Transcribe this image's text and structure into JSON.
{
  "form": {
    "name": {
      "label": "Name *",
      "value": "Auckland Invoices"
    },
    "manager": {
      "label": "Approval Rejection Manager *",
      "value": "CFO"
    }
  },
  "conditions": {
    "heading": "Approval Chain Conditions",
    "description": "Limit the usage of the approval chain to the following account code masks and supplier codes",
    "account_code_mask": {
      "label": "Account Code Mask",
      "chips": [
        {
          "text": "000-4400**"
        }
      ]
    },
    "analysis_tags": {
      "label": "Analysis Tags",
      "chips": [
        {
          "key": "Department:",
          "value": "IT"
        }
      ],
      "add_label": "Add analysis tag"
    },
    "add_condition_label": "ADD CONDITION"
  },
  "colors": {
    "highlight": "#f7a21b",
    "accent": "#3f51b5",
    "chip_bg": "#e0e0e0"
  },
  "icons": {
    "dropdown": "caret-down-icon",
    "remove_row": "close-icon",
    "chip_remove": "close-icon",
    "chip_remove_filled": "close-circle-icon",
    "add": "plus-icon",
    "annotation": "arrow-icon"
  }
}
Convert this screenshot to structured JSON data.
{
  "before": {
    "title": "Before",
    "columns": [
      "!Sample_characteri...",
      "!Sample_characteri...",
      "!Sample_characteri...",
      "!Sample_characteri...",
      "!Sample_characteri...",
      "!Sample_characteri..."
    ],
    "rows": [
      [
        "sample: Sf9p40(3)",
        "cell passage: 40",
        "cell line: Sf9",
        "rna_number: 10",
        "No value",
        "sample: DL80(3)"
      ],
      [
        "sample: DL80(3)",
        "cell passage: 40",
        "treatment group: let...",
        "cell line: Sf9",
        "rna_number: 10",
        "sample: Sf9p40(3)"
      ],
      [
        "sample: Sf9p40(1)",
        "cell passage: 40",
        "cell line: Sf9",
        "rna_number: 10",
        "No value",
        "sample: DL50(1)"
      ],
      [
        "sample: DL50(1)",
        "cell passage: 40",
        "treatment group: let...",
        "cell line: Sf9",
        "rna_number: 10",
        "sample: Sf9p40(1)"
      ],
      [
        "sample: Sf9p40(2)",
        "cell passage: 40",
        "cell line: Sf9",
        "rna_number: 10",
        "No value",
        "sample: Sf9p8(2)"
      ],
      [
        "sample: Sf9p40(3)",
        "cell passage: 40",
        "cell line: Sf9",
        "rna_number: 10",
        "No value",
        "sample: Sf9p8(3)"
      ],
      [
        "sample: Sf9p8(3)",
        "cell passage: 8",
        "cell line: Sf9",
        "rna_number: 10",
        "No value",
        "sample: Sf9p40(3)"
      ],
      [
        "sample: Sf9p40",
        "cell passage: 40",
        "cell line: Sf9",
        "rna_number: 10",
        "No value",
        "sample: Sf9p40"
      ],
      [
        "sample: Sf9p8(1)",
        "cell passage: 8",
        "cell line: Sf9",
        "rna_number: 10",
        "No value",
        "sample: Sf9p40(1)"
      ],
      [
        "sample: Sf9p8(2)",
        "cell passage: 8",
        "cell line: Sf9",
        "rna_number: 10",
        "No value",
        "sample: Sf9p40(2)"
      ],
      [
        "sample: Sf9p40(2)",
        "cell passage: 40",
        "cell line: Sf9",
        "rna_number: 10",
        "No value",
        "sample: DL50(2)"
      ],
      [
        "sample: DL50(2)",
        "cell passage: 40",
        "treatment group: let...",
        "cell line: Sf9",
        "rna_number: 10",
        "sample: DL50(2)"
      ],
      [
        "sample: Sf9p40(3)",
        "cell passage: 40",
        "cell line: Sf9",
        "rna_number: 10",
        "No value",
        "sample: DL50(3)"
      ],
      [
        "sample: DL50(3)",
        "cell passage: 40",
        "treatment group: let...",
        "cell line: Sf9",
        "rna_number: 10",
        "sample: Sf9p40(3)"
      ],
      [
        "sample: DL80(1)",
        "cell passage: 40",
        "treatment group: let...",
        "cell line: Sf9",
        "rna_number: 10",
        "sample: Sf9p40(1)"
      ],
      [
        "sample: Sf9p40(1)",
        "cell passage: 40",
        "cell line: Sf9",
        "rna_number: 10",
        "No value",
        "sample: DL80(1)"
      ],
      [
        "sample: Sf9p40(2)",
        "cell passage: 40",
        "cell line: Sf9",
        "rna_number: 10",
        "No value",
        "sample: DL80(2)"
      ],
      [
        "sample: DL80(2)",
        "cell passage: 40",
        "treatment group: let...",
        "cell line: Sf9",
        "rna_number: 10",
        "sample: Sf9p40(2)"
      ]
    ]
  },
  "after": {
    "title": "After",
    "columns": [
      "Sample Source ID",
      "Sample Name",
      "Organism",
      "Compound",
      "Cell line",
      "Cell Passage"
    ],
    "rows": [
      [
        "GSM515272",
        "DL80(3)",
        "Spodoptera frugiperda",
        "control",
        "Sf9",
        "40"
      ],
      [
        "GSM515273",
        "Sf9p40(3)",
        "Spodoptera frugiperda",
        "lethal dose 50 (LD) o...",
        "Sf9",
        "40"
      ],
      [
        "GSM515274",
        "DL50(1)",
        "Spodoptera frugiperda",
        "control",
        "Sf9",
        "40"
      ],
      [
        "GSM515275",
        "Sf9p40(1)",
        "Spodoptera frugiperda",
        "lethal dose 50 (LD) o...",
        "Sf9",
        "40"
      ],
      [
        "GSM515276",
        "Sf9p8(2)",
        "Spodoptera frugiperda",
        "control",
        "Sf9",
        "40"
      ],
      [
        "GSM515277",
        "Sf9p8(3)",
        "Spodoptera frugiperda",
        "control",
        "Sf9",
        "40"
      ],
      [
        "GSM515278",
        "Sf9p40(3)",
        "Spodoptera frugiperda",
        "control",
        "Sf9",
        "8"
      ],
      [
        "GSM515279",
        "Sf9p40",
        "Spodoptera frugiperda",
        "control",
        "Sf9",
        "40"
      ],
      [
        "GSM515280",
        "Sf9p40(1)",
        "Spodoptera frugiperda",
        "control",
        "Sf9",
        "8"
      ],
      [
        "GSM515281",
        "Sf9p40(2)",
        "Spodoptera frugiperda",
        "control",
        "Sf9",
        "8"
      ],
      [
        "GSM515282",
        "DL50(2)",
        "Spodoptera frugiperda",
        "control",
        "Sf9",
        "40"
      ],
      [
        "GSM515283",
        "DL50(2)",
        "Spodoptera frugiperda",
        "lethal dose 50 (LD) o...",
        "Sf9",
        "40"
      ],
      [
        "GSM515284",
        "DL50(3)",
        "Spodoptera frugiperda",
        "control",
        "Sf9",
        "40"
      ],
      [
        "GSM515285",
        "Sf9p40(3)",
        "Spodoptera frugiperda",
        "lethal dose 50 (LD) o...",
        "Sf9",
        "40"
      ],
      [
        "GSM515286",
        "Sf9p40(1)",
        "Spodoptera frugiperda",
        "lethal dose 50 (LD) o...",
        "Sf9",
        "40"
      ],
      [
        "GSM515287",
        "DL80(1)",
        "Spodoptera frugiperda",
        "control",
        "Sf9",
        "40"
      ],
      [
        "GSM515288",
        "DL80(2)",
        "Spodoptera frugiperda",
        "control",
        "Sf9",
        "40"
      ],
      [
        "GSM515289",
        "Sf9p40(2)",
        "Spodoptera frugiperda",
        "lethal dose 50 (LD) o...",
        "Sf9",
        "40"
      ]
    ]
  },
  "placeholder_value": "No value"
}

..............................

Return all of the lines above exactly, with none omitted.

**Response to this task:**
Transcribe this image's text and structure into JSON.
{
  "form": {
    "name": {
      "label": "Name *",
      "value": "Auckland Invoices"
    },
    "manager": {
      "label": "Approval Rejection Manager *",
      "value": "CFO"
    }
  },
  "conditions": {
    "heading": "Approval Chain Conditions",
    "description": "Limit the usage of the approval chain to the following account code masks and supplier codes",
    "account_code_mask": {
      "label": "Account Code Mask",
      "chips": [
        {
          "text": "000-4400**"
        }
      ]
    },
    "analysis_tags": {
      "label": "Analysis Tags",
      "chips": [
        {
          "key": "Department:",
          "value": "IT"
        }
      ],
      "add_label": "Add analysis tag"
    },
    "add_condition_label": "ADD CONDITION"
  },
  "colors": {
    "highlight": "#f7a21b",
    "accent": "#3f51b5",
    "chip_bg": "#e0e0e0"
  },
  "icons": {
    "dropdown": "caret-down-icon",
    "remove_row": "close-icon",
    "chip_remove": "close-icon",
    "chip_remove_filled": "close-circle-icon",
    "add": "plus-icon",
    "annotation": "arrow-icon"
  }
}
Convert this screenshot to structured JSON data.
{
  "before": {
    "title": "Before",
    "columns": [
      "!Sample_characteri...",
      "!Sample_characteri...",
      "!Sample_characteri...",
      "!Sample_characteri...",
      "!Sample_characteri...",
      "!Sample_characteri..."
    ],
    "rows": [
      [
        "sample: Sf9p40(3)",
        "cell passage: 40",
        "cell line: Sf9",
        "rna_number: 10",
        "No value",
        "sample: DL80(3)"
      ],
      [
        "sample: DL80(3)",
        "cell passage: 40",
        "treatment group: let...",
        "cell line: Sf9",
        "rna_number: 10",
        "sample: Sf9p40(3)"
      ],
      [
        "sample: Sf9p40(1)",
        "cell passage: 40",
        "cell line: Sf9",
        "rna_number: 10",
        "No value",
        "sample: DL50(1)"
      ],
      [
        "sample: DL50(1)",
        "cell passage: 40",
        "treatment group: let...",
        "cell line: Sf9",
        "rna_number: 10",
        "sample: Sf9p40(1)"
      ],
      [
        "sample: Sf9p40(2)",
        "cell passage: 40",
        "cell line: Sf9",
        "rna_number: 10",
        "No value",
        "sample: Sf9p8(2)"
      ],
      [
        "sample: Sf9p40(3)",
        "cell passage: 40",
        "cell line: Sf9",
        "rna_number: 10",
        "No value",
        "sample: Sf9p8(3)"
      ],
      [
        "sample: Sf9p8(3)",
        "cell passage: 8",
        "cell line: Sf9",
        "rna_number: 10",
        "No value",
        "sample: Sf9p40(3)"
      ],
      [
        "sample: Sf9p40",
        "cell passage: 40",
        "cell line: Sf9",
        "rna_number: 10",
        "No value",
        "sample: Sf9p40"
      ],
      [
        "sample: Sf9p8(1)",
        "cell passage: 8",
        "cell line: Sf9",
        "rna_number: 10",
        "No value",
        "sample: Sf9p40(1)"
      ],
      [
        "sample: Sf9p8(2)",
        "cell passage: 8",
        "cell line: Sf9",
        "rna_number: 10",
        "No value",
        "sample: Sf9p40(2)"
      ],
      [
        "sample: Sf9p40(2)",
        "cell passage: 40",
        "cell line: Sf9",
        "rna_number: 10",
        "No value",
        "sample: DL50(2)"
      ],
      [
        "sample: DL50(2)",
        "cell passage: 40",
        "treatment group: let...",
        "cell line: Sf9",
        "rna_number: 10",
        "sample: DL50(2)"
      ],
      [
        "sample: Sf9p40(3)",
        "cell passage: 40",
        "cell line: Sf9",
        "rna_number: 10",
        "No value",
        "sample: DL50(3)"
      ],
      [
        "sample: DL50(3)",
        "cell passage: 40",
        "treatment group: let...",
        "cell line: Sf9",
        "rna_number: 10",
        "sample: Sf9p40(3)"
      ],
      [
        "sample: DL80(1)",
        "cell passage: 40",
        "treatment group: let...",
        "cell line: Sf9",
        "rna_number: 10",
        "sample: Sf9p40(1)"
      ],
      [
        "sample: Sf9p40(1)",
        "cell passage: 40",
        "cell line: Sf9",
        "rna_number: 10",
        "No value",
        "sample: DL80(1)"
      ],
      [
        "sample: Sf9p40(2)",
        "cell passage: 40",
        "cell line: Sf9",
        "rna_number: 10",
        "No value",
        "sample: DL80(2)"
      ],
      [
        "sample: DL80(2)",
        "cell passage: 40",
        "treatment group: let...",
        "cell line: Sf9",
        "rna_number: 10",
        "sample: Sf9p40(2)"
      ]
    ]
  },
  "after": {
    "title": "After",
    "columns": [
      "Sample Source ID",
      "Sample Name",
      "Organism",
      "Compound",
      "Cell line",
      "Cell Passage"
    ],
    "rows": [
      [
        "GSM515272",
        "DL80(3)",
        "Spodoptera frugiperda",
        "control",
        "Sf9",
        "40"
      ],
      [
        "GSM515273",
        "Sf9p40(3)",
        "Spodoptera frugiperda",
        "lethal dose 50 (LD) o...",
        "Sf9",
        "40"
      ],
      [
        "GSM515274",
        "DL50(1)",
        "Spodoptera frugiperda",
        "control",
        "Sf9",
        "40"
      ],
      [
        "GSM515275",
        "Sf9p40(1)",
        "Spodoptera frugiperda",
        "lethal dose 50 (LD) o...",
        "Sf9",
        "40"
      ],
      [
        "GSM515276",
        "Sf9p8(2)",
        "Spodoptera frugiperda",
        "control",
        "Sf9",
        "40"
      ],
      [
        "GSM515277",
        "Sf9p8(3)",
        "Spodoptera frugiperda",
        "control",
        "Sf9",
        "40"
      ],
      [
        "GSM515278",
        "Sf9p40(3)",
        "Spodoptera frugiperda",
        "control",
        "Sf9",
        "8"
      ],
      [
        "GSM515279",
        "Sf9p40",
        "Spodoptera frugiperda",
        "control",
        "Sf9",
        "40"
      ],
      [
        "GSM515280",
        "Sf9p40(1)",
        "Spodoptera frugiperda",
        "control",
        "Sf9",
        "8"
      ],
      [
        "GSM515281",
        "Sf9p40(2)",
        "Spodoptera frugiperda",
        "control",
        "Sf9",
        "8"
      ],
      [
        "GSM515282",
        "DL50(2)",
        "Spodoptera frugiperda",
        "control",
        "Sf9",
        "40"
      ],
      [
        "GSM515283",
        "DL50(2)",
        "Spodoptera frugiperda",
        "lethal dose 50 (LD) o...",
        "Sf9",
        "40"
      ],
      [
        "GSM515284",
        "DL50(3)",
        "Spodoptera frugiperda",
        "control",
        "Sf9",
        "40"
      ],
      [
        "GSM515285",
        "Sf9p40(3)",
        "Spodoptera frugiperda",
        "lethal dose 50 (LD) o...",
        "Sf9",
        "40"
      ],
      [
        "GSM515286",
        "Sf9p40(1)",
        "Spodoptera frugiperda",
        "lethal dose 50 (LD) o...",
        "Sf9",
        "40"
      ],
      [
        "GSM515287",
        "DL80(1)",
        "Spodoptera frugiperda",
        "control",
        "Sf9",
        "40"
      ],
      [
        "GSM515288",
        "DL80(2)",
        "Spodoptera frugiperda",
        "control",
        "Sf9",
        "40"
      ],
      [
        "GSM515289",
        "Sf9p40(2)",
        "Spodoptera frugiperda",
        "lethal dose 50 (LD) o...",
        "Sf9",
        "40"
      ]
    ]
  },
  "placeholder_value": "No value"
}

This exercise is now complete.